On 2/18 I flew from Uganda to Capetown.  I don't print out my reservations anymore, but they did not even ask for the reservation number, just took my passport to check me in. At immigration in Johannesburg, almost all the people in the South Africa line were white, but in the "others" line it was about 50% black.   I had a pretty uneventful flight, then Tim picked me up at the airport in Capetown to take me to my new volunteer assignment.

Sunday, February 12, 2012


After a week including overnight trips to Kampala and Jinja with Leah and others, I left the orphanage for the last time on Sunday, February 12
Painting the girls' dormitory

Melissa from Australia and friends

My gifts included bubbles to blow...

...ropes to jump

soap to wash with

Joseph got my binoculars

Isaac got a chemistry book

Fashionista Fiona got school shoes

. The kids were very sad to see me go.  I gave out a few gifts,  such as my binoculars, speakers, some toiletries, a fan, etc., which also lightened my bag.  The kids were very happy to get them.  I had charged up my laptop in Jinja, so was able to show them one more BBC nature show on forests.  By popular demand, they again watched "Horton Hears a Who" by Dr Seuss.  It is always strange seeing 20 kids patiently crowding around a laptop to watch a movie, without any pushing or arguing.

Per Yvonne, an AIDS volunteer who conversed extensively with Joshua, the founder of the orphanage, he was a soldier in Idi Amin's army from the age of 10 until Amin was deposed and fled the country.  Joshua apparently had an epiphany that children on the streets would be hardened to that life and unable to change unless they were taken from there early.  He became a pastor and started the orphanage, as well as his endeavors to feed the poor and house battered women and widows.   

Joshua's brother, Regan, showed up to take Leah, Melissa and me to Entebbe.  James, the IVHQ representative, had said Joshua, the head of the orphanage, would take us at no charge, and I don't know if he realized that his brother, Regan, was going to charge us 100,000 shillings (about $42).  Melissa texted James and he met us at a gas station outside of Kampala and got a friend of his to take us the rest of the way.  He gave Regan 70,000 shillings and said he would settle the rest later, but that it was too much money.  I don't know if he will get in trouble for charging us.

Leah and I got dropped off at the Uganda Wildlife Education Center in Entebbe, while Melissa continued on to the airport, where she will get a plane back to Australia.

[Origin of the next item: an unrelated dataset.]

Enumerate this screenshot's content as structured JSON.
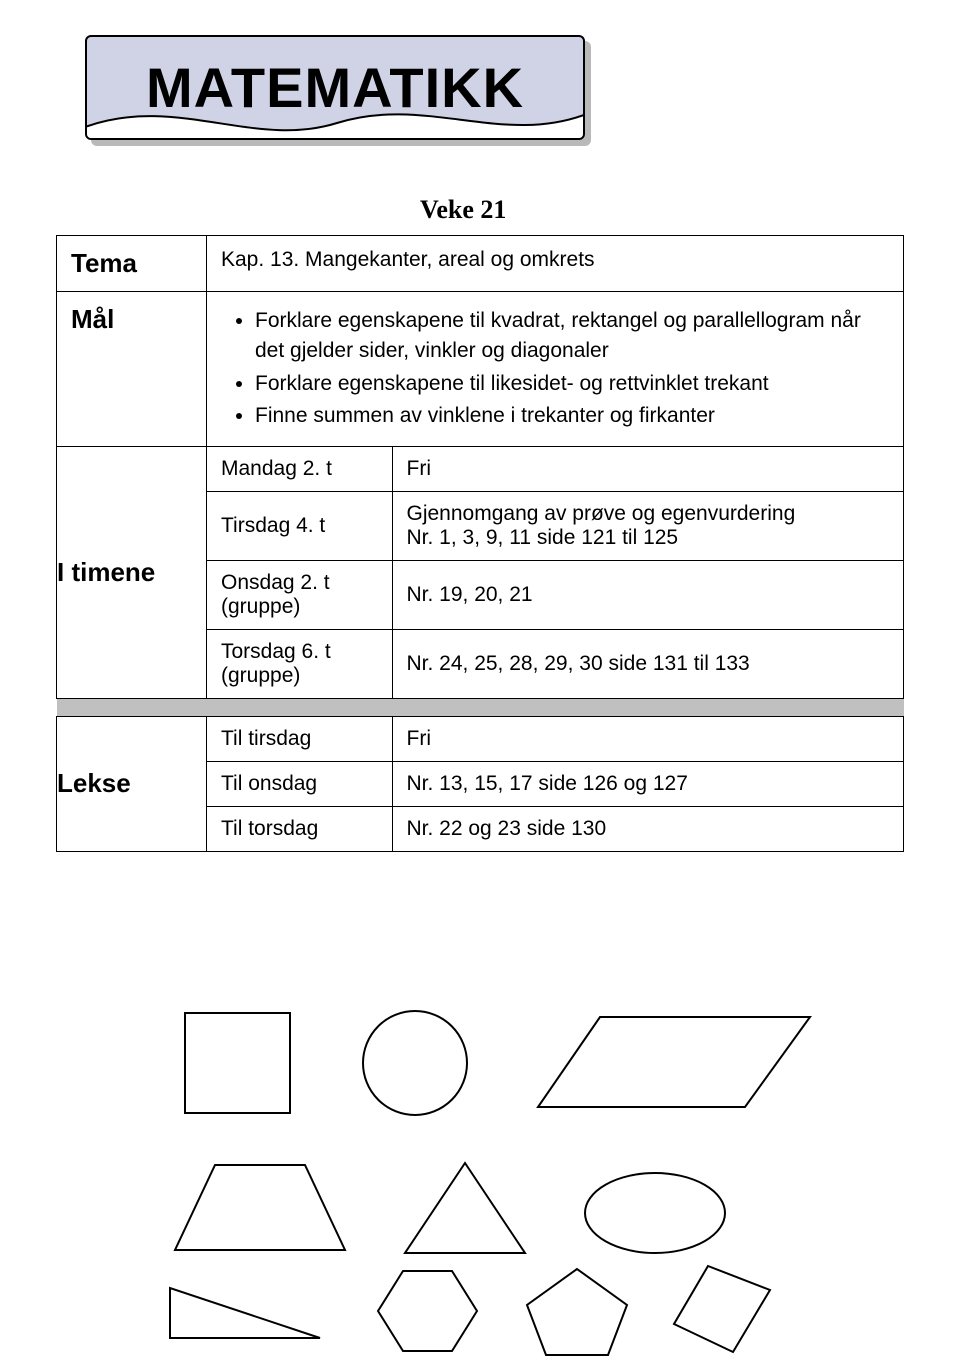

One of the orphanage volunteers, Alexandra from Australia, had spent a week at the Wildlife Center as a volunteer and raved about it.  Since then, several of us have spent a few days there before leaving the country.  Leah will spend 3 nights with me before meeting the boys and going to Kenya.  I plan to stay the whole week, but I am not sure if I will be volunteering the whole time.  I will have to see what that involves.

We are staying in a banda, a round brick hut with thatched roof about 10 minutes walk from the front gate.  The ceiling rises to a point about 30 feet high.  The interior walls are plastered, but the sloping ceiling is wood lattice covering sheets of aluminum.  We feel we are living in luxury with hot water, TV, electricity and a refrigerator.  We can see and hear the waves of Lake Victoria from our doorstep, but there is a chain link fence with barbed wire on top separating us from the road along the lake.  On the other side of us is a fenced enclosure with giraffes, ostriches, elands, hartebeests, and cows.

Bandas at the Wildlife Center

View of Lake Victoria from the Center's restaurant

Grooming the young
Inside the banda

Interior view of the banda roof